Verdict

Light and stiff for its depth and a top-quality build, but a handful in windy conditions.

Performance 3/5

Value 2/5

Overall 2/5

Easton EC90 TT

£1,845

Weight 591g + 829g = 1,420g

www.extrauk.co.uk

Easton’s super-aggressive Time Trial combo is lightweight and loaded with top-quality features, but it’s a specialist set-up and our sample wasn’t without its problems. The deep, narrow 60mm front, 90mm rear rims are superb for calm days or slicing through head-on winds. The narrow flange spacing and sculpted hubs create a smaller drag profile for the 16 straight-pull spokes, and even the outer bearing covers are teardrop-shaped for minimum drag. The bearings they cover are hybrid ceramic units for minimum drag, and they also contribute towards an impressively low overall weight for wheels of this depth. The flat sides make them vulnerable to crosswinds though, and there’s a fair amount of flex from the narrow stance build, which means brake rub and slightly stubborn steering if you’re really pushing them. Our sample had severe freehub drag issues to start with, too.

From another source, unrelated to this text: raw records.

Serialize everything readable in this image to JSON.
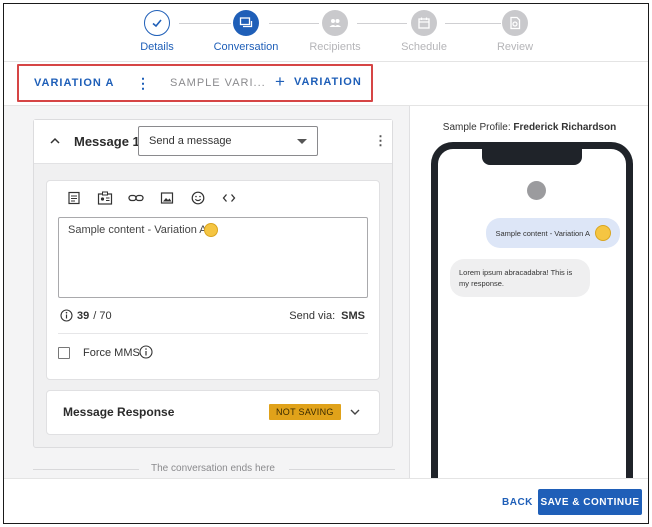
{
  "stepper": {
    "steps": [
      {
        "label": "Details",
        "state": "done",
        "icon": "check-icon"
      },
      {
        "label": "Conversation",
        "state": "active",
        "icon": "chat-icon"
      },
      {
        "label": "Recipients",
        "state": "todo",
        "icon": "people-icon"
      },
      {
        "label": "Schedule",
        "state": "todo",
        "icon": "calendar-icon"
      },
      {
        "label": "Review",
        "state": "todo",
        "icon": "review-icon"
      }
    ]
  },
  "variations": {
    "active_tab": "VARIATION A",
    "second_tab": "SAMPLE VARI...",
    "add_label": "VARIATION"
  },
  "message": {
    "title": "Message 1",
    "type_select": "Send a message",
    "content": "Sample content - Variation A",
    "char_count": "39",
    "char_limit": "/ 70",
    "send_via_label": "Send via:",
    "send_via_value": "SMS",
    "force_mms_label": "Force MMS"
  },
  "response": {
    "title": "Message Response",
    "badge": "NOT SAVING"
  },
  "conversation_end": "The conversation ends here",
  "preview": {
    "profile_label": "Sample Profile:",
    "profile_name": "Frederick Richardson",
    "outgoing": "Sample content - Variation A",
    "incoming": "Lorem ipsum abracadabra! This is my response."
  },
  "footer": {
    "back_label": "BACK",
    "save_label": "SAVE & CONTINUE"
  },
  "colors": {
    "accent": "#1f5fb8",
    "highlight_border": "#d64545",
    "badge": "#e0a21a"
  }
}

Verdict

Light, ceramic-bearing straight performance, but gust prone and flexy when pushed.

Performance 3/5

Value 2/5

Overall 2/5

Zipp 303

£850/£1,050 = £1,900

Weight 556g + 664g = 1,220g

www.fisheroutdoor.co.uk

Zipp’s fat mid-section wheel isn’t cheap, but it’s the ultimate versatile and easy-to- ride aero wheel. It’s only 45mm deep, but the broad 27.5mm bulge sided ‘toroidal’ rim profile drags less than most deeper rims in wind tunnel or on-road comparisons, particularly in crosswind conditions. They’re remarkably controllable in blustery conditions and completely relaxed when riding no-handed or pinning down 70kph+ descents on calmer days. Ultra low weight keeps them immediately responsive and climb-eager, but their aero advantage is clear when you see the ease with which they carry on accelerating and hold speed past 40kph+. The deep-rim trough makes accurate tyre-fitting easy and they’re impressively comfortable, despite a very stiff and precise feeling under power or through corners. Braking is okay, and ti skewers are the ideal finish to the ultimate aero all-rounders.

Verdict

Not cheap, but the ultimate super-light, super aero, stiff yet comfortable all-rounder.

Performance 5/5

Value 3/5

Overall 4/5

Triathlon Plus Peak Performer Award

Find more group tests from Triathlon Plus in our other best triathlon gear reviews.